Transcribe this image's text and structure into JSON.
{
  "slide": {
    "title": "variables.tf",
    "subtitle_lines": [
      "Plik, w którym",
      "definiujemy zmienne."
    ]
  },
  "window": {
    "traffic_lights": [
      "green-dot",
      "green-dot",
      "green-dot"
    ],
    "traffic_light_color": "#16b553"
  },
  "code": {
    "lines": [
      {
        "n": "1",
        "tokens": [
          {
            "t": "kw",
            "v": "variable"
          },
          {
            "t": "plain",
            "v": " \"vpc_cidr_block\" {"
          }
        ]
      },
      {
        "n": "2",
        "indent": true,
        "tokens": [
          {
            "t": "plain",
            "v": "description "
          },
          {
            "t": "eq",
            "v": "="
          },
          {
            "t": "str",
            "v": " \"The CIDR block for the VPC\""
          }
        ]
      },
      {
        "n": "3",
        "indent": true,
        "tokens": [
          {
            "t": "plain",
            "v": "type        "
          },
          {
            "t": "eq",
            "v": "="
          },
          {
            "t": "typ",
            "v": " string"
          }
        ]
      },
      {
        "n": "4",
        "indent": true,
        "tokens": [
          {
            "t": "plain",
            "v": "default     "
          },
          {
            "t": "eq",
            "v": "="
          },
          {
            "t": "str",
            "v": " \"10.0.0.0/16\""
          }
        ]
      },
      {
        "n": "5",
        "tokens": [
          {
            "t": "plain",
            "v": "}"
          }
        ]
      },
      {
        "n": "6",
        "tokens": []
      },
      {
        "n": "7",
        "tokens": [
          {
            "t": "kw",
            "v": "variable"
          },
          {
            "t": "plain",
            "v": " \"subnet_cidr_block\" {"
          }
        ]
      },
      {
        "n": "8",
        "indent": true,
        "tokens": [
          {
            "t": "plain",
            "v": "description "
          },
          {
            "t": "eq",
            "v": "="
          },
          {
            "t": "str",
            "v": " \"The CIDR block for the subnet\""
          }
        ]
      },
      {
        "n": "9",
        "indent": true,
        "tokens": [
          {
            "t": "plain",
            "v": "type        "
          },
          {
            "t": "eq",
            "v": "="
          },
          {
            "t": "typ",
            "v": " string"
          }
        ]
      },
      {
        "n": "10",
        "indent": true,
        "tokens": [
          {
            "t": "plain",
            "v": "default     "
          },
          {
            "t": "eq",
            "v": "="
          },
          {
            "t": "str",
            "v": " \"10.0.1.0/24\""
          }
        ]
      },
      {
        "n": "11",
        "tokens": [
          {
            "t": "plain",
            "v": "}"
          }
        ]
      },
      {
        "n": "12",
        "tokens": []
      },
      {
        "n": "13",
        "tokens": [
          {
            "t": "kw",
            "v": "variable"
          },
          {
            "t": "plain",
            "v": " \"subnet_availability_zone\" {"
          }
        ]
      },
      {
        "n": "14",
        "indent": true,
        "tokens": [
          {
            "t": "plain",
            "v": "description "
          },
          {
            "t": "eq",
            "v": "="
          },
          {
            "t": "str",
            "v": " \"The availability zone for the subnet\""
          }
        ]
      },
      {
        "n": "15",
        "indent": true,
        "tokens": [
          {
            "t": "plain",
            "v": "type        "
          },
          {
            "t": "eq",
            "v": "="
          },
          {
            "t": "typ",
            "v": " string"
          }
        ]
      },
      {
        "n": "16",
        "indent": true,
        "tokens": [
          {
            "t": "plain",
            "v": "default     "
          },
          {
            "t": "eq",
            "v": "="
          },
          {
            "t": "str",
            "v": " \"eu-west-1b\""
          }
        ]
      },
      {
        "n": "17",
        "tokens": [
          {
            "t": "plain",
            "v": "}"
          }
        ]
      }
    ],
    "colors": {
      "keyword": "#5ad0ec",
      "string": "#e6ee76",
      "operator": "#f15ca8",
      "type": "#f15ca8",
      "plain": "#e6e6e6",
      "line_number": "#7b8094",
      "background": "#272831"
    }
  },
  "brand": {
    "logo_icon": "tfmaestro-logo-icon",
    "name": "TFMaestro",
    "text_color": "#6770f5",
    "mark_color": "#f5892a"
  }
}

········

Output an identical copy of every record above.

* _THE COMPLETED TASK_:
Transcribe this image's text and structure into JSON.
{
  "slide": {
    "title": "variables.tf",
    "subtitle_lines": [
      "Plik, w którym",
      "definiujemy zmienne."
    ]
  },
  "window": {
    "traffic_lights": [
      "green-dot",
      "green-dot",
      "green-dot"
    ],
    "traffic_light_color": "#16b553"
  },
  "code": {
    "lines": [
      {
        "n": "1",
        "tokens": [
          {
            "t": "kw",
            "v": "variable"
          },
          {
            "t": "plain",
            "v": " \"vpc_cidr_block\" {"
          }
        ]
      },
      {
        "n": "2",
        "indent": true,
        "tokens": [
          {
            "t": "plain",
            "v": "description "
          },
          {
            "t": "eq",
            "v": "="
          },
          {
            "t": "str",
            "v": " \"The CIDR block for the VPC\""
          }
        ]
      },
      {
        "n": "3",
        "indent": true,
        "tokens": [
          {
            "t": "plain",
            "v": "type        "
          },
          {
            "t": "eq",
            "v": "="
          },
          {
            "t": "typ",
            "v": " string"
          }
        ]
      },
      {
        "n": "4",
        "indent": true,
        "tokens": [
          {
            "t": "plain",
            "v": "default     "
          },
          {
            "t": "eq",
            "v": "="
          },
          {
            "t": "str",
            "v": " \"10.0.0.0/16\""
          }
        ]
      },
      {
        "n": "5",
        "tokens": [
          {
            "t": "plain",
            "v": "}"
          }
        ]
      },
      {
        "n": "6",
        "tokens": []
      },
      {
        "n": "7",
        "tokens": [
          {
            "t": "kw",
            "v": "variable"
          },
          {
            "t": "plain",
            "v": " \"subnet_cidr_block\" {"
          }
        ]
      },
      {
        "n": "8",
        "indent": true,
        "tokens": [
          {
            "t": "plain",
            "v": "description "
          },
          {
            "t": "eq",
            "v": "="
          },
          {
            "t": "str",
            "v": " \"The CIDR block for the subnet\""
          }
        ]
      },
      {
        "n": "9",
        "indent": true,
        "tokens": [
          {
            "t": "plain",
            "v": "type        "
          },
          {
            "t": "eq",
            "v": "="
          },
          {
            "t": "typ",
            "v": " string"
          }
        ]
      },
      {
        "n": "10",
        "indent": true,
        "tokens": [
          {
            "t": "plain",
            "v": "default     "
          },
          {
            "t": "eq",
            "v": "="
          },
          {
            "t": "str",
            "v": " \"10.0.1.0/24\""
          }
        ]
      },
      {
        "n": "11",
        "tokens": [
          {
            "t": "plain",
            "v": "}"
          }
        ]
      },
      {
        "n": "12",
        "tokens": []
      },
      {
        "n": "13",
        "tokens": [
          {
            "t": "kw",
            "v": "variable"
          },
          {
            "t": "plain",
            "v": " \"subnet_availability_zone\" {"
          }
        ]
      },
      {
        "n": "14",
        "indent": true,
        "tokens": [
          {
            "t": "plain",
            "v": "description "
          },
          {
            "t": "eq",
            "v": "="
          },
          {
            "t": "str",
            "v": " \"The availability zone for the subnet\""
          }
        ]
      },
      {
        "n": "15",
        "indent": true,
        "tokens": [
          {
            "t": "plain",
            "v": "type        "
          },
          {
            "t": "eq",
            "v": "="
          },
          {
            "t": "typ",
            "v": " string"
          }
        ]
      },
      {
        "n": "16",
        "indent": true,
        "tokens": [
          {
            "t": "plain",
            "v": "default     "
          },
          {
            "t": "eq",
            "v": "="
          },
          {
            "t": "str",
            "v": " \"eu-west-1b\""
          }
        ]
      },
      {
        "n": "17",
        "tokens": [
          {
            "t": "plain",
            "v": "}"
          }
        ]
      }
    ],
    "colors": {
      "keyword": "#5ad0ec",
      "string": "#e6ee76",
      "operator": "#f15ca8",
      "type": "#f15ca8",
      "plain": "#e6e6e6",
      "line_number": "#7b8094",
      "background": "#272831"
    }
  },
  "brand": {
    "logo_icon": "tfmaestro-logo-icon",
    "name": "TFMaestro",
    "text_color": "#6770f5",
    "mark_color": "#f5892a"
  }
}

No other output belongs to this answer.